The safety is a plus for this air rifle with it being centred at the rear of the action and easy to reach, unlike the push button safety which is located to the left of the larger Weihrauchs, namely the HW30s through to the HW80s. Aligning the sights was difficult at first though after I had put through 30 shots, I became more adept at shooting it.
The trigger pull on the Weihrauch HW25 was more suited to the likes of Arnie with a pull weight if 3.3 kilos, yup guys, that is right, 3.3 kilograms!

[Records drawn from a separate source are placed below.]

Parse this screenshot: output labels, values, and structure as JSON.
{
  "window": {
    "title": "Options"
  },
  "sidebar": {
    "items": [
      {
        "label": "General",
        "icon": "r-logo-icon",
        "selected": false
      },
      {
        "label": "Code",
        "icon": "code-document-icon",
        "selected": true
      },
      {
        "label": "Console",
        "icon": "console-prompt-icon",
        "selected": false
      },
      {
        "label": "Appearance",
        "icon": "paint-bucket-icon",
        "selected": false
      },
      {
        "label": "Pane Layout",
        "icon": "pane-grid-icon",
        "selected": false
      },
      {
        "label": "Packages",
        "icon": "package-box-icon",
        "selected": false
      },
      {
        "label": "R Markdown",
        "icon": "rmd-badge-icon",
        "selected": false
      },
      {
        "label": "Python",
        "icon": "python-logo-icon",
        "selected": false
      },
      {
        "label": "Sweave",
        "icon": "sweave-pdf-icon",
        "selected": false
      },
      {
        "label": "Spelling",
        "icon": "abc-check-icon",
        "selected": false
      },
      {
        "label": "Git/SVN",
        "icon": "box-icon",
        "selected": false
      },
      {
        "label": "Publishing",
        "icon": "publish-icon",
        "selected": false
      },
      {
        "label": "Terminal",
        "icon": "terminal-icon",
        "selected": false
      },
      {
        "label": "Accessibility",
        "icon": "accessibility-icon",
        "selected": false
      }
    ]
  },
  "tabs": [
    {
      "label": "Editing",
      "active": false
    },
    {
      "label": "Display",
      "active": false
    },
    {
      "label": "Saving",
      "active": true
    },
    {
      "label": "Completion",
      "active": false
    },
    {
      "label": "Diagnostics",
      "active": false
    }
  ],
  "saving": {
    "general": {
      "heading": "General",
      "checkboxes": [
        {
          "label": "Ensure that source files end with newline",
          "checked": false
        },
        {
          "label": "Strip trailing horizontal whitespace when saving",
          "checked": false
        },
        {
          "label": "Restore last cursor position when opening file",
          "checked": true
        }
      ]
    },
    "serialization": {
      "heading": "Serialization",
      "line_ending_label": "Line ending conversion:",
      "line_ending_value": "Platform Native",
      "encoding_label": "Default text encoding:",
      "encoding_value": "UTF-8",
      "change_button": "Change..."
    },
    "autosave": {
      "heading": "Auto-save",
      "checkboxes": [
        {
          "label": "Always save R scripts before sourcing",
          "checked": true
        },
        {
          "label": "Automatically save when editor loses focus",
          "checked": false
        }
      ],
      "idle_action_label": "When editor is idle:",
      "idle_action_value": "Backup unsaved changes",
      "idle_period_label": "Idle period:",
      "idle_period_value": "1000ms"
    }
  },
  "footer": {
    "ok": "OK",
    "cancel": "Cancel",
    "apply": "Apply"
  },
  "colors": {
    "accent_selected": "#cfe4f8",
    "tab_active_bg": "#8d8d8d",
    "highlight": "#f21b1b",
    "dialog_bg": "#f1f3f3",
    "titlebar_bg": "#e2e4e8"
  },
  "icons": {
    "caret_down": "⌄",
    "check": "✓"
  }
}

Once you master the sights (if you are my size plus) then the trigger is next and after that, you’re home.
I am assuming here that the heavy trigger on the HW25 is probably quite suitable when teaching someone to shoot, namely a youngster who is likely to inadvertently squeeze off a shot before they are positioned.
For those of you who are into air rifle specifications here are the shooting stats:
A word of warning when testing a new air rifle: do not waste time shooting it through a chronograph until you have put through 50+ shots as the initial readings tend to be all over the place. Facts are that most spring powered air rifles take more than 1000 shots before they really settle down and give consistent Chronograph results.
For the Weihrauch HW25 test, I used a Hawke Scope, being the 4 x 40 where I obtained the following very average target results (this was the best of the bunch below).
So if you are looking for an air rifle for your kids to learn from, then this Weihrauch HW25 is probably a good choice but not what I would recommend for air rifle target shooting or vermin control. The Weihrach HW25 is a great air rifle to teach the learner the basic shooting skills.
If you want to control small vermin around your property then I think you should be looking at the Weihrauch HW30 that has a bit more punch and is more accurate. I feel the energy levels of the Weihrauch HW25 are too low to be an effective vermin controller resulting in you wounding more than you kill in all likelihood.
The accuracy of the Weihrauch HW25 did improve drastically after I had fired around 80 shots and in all fairness, I would expect it to improve still further. You need to try a range of different pellets once you have the air rifle ‘run-in’ a bit.
While the Weihrauch HW25 does come with steel sights, if you are chasing accuracy then look at dropping on a small 4×32 or 4×40 Scope, especially if you are finding the rifle uncomfortable due to your size or the ergonomics of the air rifle.
The HW25 Specifications.
Length Overall: 945mm
Stock Length: 585mm
The trigger to Butt Pad: 332mm
Barrel Length: 385mm
Barrel Diameter: 12mm
Action Weight: 1.212 Kilos
Stock Weight: .727 Kilos
External Chamber Dia: 25mm
Weihrauch HW25 Summary.
What is there to like about the Weihrauch HW25 air rifle? Well, it is short, compact and a well-finished product that has an easy balance and is lightweight at 1.939 kilos making it well suited for a learner or junior. It does shoot pretty well and looking over the action very closely you can be assured of having an air rifle with some serious longevity. I do like the easy accessibility of the HW25’s safety catch as it is simple and very light to operate, making this air rifle pretty safe.
What is not to like about HW25? The trigger for a start, it is a safety feature of sorts for a beginner but at 3 kgs it will marginalise your accuracy. The safety I think should be resettable for a beginner’s gun because one of the prime requisites of teaching someone to shoot is SAFETY. The third thing I do not like about the Weihrauch HW25 is the exposed foresight blade that does not have a protective cover though it does have machined slots to take one.
All in all, a good safe gun for a youngster’s first air rifle that should stand the test of time and abuse with the exception of the foresight. So, if you are in the market for a small air rifle to suit a youngster or beginner, I would give serious attention to this Weihrauch HW25.